When LeBron shuffled into the offseason, he was once again a king without an attendant. Maybe that's why he didn't just take Hickson under his wing this summer. He virtually turned him into a blood relative.
If no one else was going to provide him with a Pippen, LeBron was going to build his own Pippen. Hickson is the subject of his grand experiment. Talented enough to be a legitimate second option scorer, young enough to be molded.
True to his best-at-everything approach to life, LeBron didn't cut any corners. Hickson jetted around the country with LeBron, working out with him, appearing at basketball camps, eating meals and spending leisure time with LeBron.
In one summer, LeBron gave Hickson a thorough grounding in NBA basketball -- how to play it, how to live it, how to operate as part of a team.
Now that the season has started, LeBron has begun to test-drive his new creation. He has frequently taken a backseat at the basket, preferring to set up Hickson for his shots. Mo and Shaq -- likely at the urging of LeBron -- have done the same.
It was ultimately Brown's decision to move Hickson into the starting lineup the weekend before last, but it wouldn't shock me if behind-the-scenes campaigning from LeBron had something to do with the change. It was likely a move born from Hickson's marked progress in practice, plus Brown's willingness to trust that his superstar will do what it takes to make the lineup change work.
So far, the change has been an amazing success. The increased playing time has worked wonders for Hickson, who in his first four starts vaulted from six points in 13 minutes against the Knicks a week ago Friday to 20 points in 38 minutes in this past Saturday's win over the Jazz. In that game, he scored on drives and jump shots, and -- as The Plain Dealer's Brian Windhorst pointed out in his game notes -- was on the floor for the final play of a close game. That is a major vote of confidence from Brown. It means that Hickson is now truly being treated as a starter.
Four games is a very small sample size, and he's still making plenty of sloppy mistakes, such as losing his handle on the ball and failing to cleanly handle passes. But for the first time in his young career, it seems like Hickson's deep reservoir of raw talent has been tapped.
If Hickson demonstrates continued progress over the remainder of the season, the Cavs have just found a starting forward for years to come.
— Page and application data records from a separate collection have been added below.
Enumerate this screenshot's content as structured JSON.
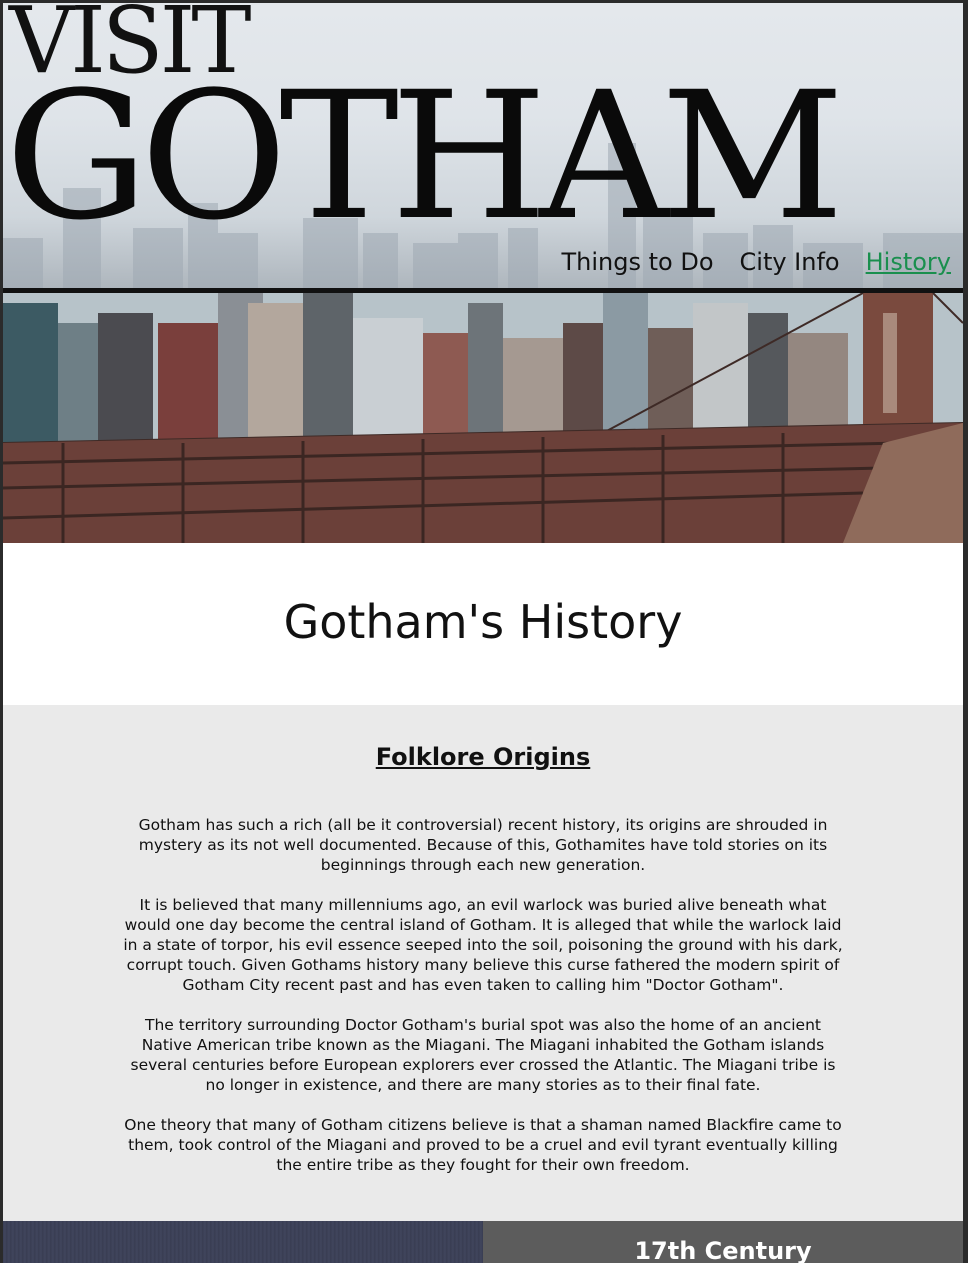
{
  "header": {
    "logo_top": "VISIT",
    "logo_main": "GOTHAM",
    "nav": [
      {
        "label": "Things to Do",
        "active": false
      },
      {
        "label": "City Info",
        "active": false
      },
      {
        "label": "History",
        "active": true
      }
    ]
  },
  "main": {
    "title": "Gotham's History"
  },
  "folklore": {
    "heading": "Folklore Origins",
    "paragraphs": [
      "Gotham has such a rich (all be it controversial) recent history, its origins are shrouded in mystery as its not well documented. Because of this, Gothamites have told stories on its beginnings through each new generation.",
      "It is believed that many millenniums ago, an evil warlock was buried alive beneath what would one day become the central island of Gotham. It is alleged that while the warlock laid in a state of torpor, his evil essence seeped into the soil, poisoning the ground with his dark, corrupt touch. Given Gothams history many believe this curse fathered the modern spirit of Gotham City recent past and has even taken to calling him \"Doctor Gotham\".",
      "The territory surrounding Doctor Gotham's burial spot was also the home of an ancient Native American tribe known as the Miagani. The Miagani inhabited the Gotham islands several centuries before European explorers ever crossed the Atlantic. The Miagani tribe is no longer in existence, and there are many stories as to their final fate.",
      "One theory that many of Gotham citizens believe is that a shaman named Blackfire came to them, took control of the Miagani and proved to be a cruel and evil tyrant eventually killing the entire tribe as they fought for their own freedom."
    ]
  },
  "timeline": {
    "heading": "17th Century"
  },
  "colors": {
    "accent_link": "#1a8f4e",
    "section_bg": "#eaeaea",
    "timeline_bg": "#5c5c5c"
  }
}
A starting forward who can probably average 16 to 20 points per game, and with some more fundamental work on defense, can easily average seven to eight rebounds per game.
All of which begs the question, if LeBron is putting this much time and effort into turning Hickson into an integral part of the Cavs' future plans, why would he ditch Hickson at the end of the season to go elsewhere? LeBron isn't trying to do the Cavs a favor by grooming his replacement. The world of professional sports doesn't work like that. He's not developing a close relationship with Hickson just to be nice. He can be friends with Hickson and show him the ropes without turning him into a personal protege.
It seemingly wouldn't make a lot of sense for LeBron to go to these lengths to groom Hickson if he didn't intend to stick around and reap the benefits.
Of course, there is a lot of basketball left to be played between now and next summer. Time will tell how much the lessons of LeBron impact Hickson. Time will tell if Hickson does, in fact, develop into LeBron's second-option, Scottie Pippen sidekick figure.
But if he does, you'd have to believe that LeBron would have a hard time justifying leaving the known for the unknown of the struggling Knicks or Nets, or a potentially-complicated and delicate balancing act with Dwyane Wade on an otherwise-threadbare roster in Miami -- and taking an upfront pay cut from what the Cavs can offer to do so.
There are seven and a half months for all that to shake out. But it appears that J.J. Hickson has suddenly -- or maybe not-so-suddenly -- become a key player who could help determine the future plans of both LeBron and the Cavs.